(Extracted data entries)
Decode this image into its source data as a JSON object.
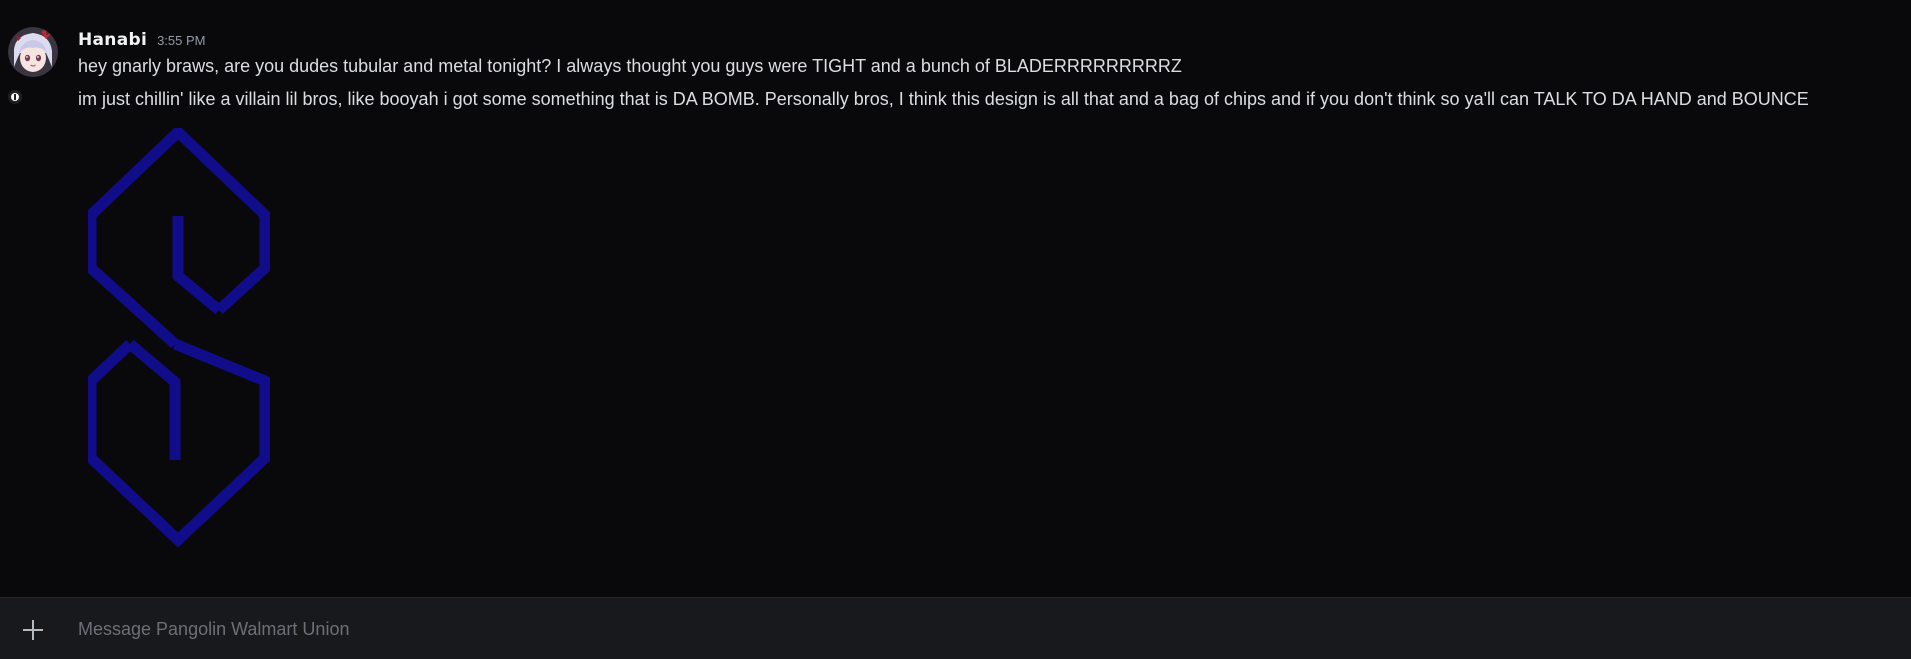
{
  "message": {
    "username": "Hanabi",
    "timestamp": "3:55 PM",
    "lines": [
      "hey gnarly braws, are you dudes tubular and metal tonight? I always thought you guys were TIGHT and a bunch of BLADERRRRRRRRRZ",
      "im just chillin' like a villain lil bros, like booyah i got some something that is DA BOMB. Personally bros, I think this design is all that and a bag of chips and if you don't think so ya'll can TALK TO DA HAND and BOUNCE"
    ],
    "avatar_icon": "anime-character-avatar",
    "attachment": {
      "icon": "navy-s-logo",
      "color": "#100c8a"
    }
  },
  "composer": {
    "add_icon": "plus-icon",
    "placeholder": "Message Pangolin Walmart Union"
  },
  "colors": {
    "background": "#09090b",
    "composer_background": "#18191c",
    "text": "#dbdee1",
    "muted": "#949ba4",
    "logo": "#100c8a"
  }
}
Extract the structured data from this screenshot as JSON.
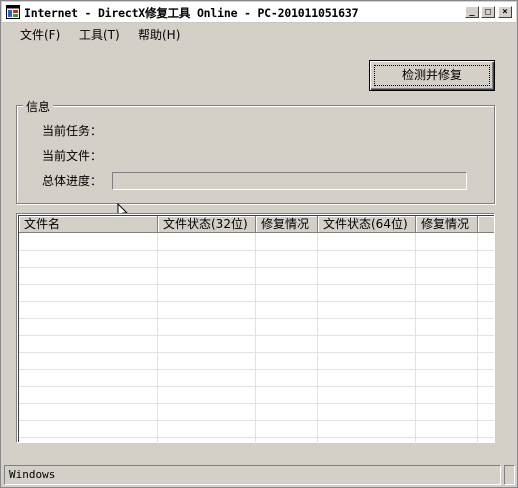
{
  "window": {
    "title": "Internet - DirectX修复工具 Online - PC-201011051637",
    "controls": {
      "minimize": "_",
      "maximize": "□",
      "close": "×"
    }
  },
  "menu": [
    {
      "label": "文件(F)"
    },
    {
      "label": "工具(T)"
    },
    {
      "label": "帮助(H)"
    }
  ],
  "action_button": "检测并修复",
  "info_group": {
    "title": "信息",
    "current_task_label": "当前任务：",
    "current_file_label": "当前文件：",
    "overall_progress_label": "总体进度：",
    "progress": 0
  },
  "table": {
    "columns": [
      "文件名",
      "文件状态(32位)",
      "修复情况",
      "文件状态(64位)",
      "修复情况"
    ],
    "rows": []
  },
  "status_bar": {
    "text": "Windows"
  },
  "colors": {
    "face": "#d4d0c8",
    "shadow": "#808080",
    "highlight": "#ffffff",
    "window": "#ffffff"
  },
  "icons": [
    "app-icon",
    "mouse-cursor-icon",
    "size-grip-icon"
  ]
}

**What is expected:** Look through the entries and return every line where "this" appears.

**Task answer:**
Decode this image into its source data as a JSON object.
      "im just chillin' like a villain lil bros, like booyah i got some something that is DA BOMB. Personally bros, I think this design is all that and a bag of chips and if you don't think so ya'll can TALK TO DA HAND and BOUNCE"
Extract the structured data from this screenshot as JSON.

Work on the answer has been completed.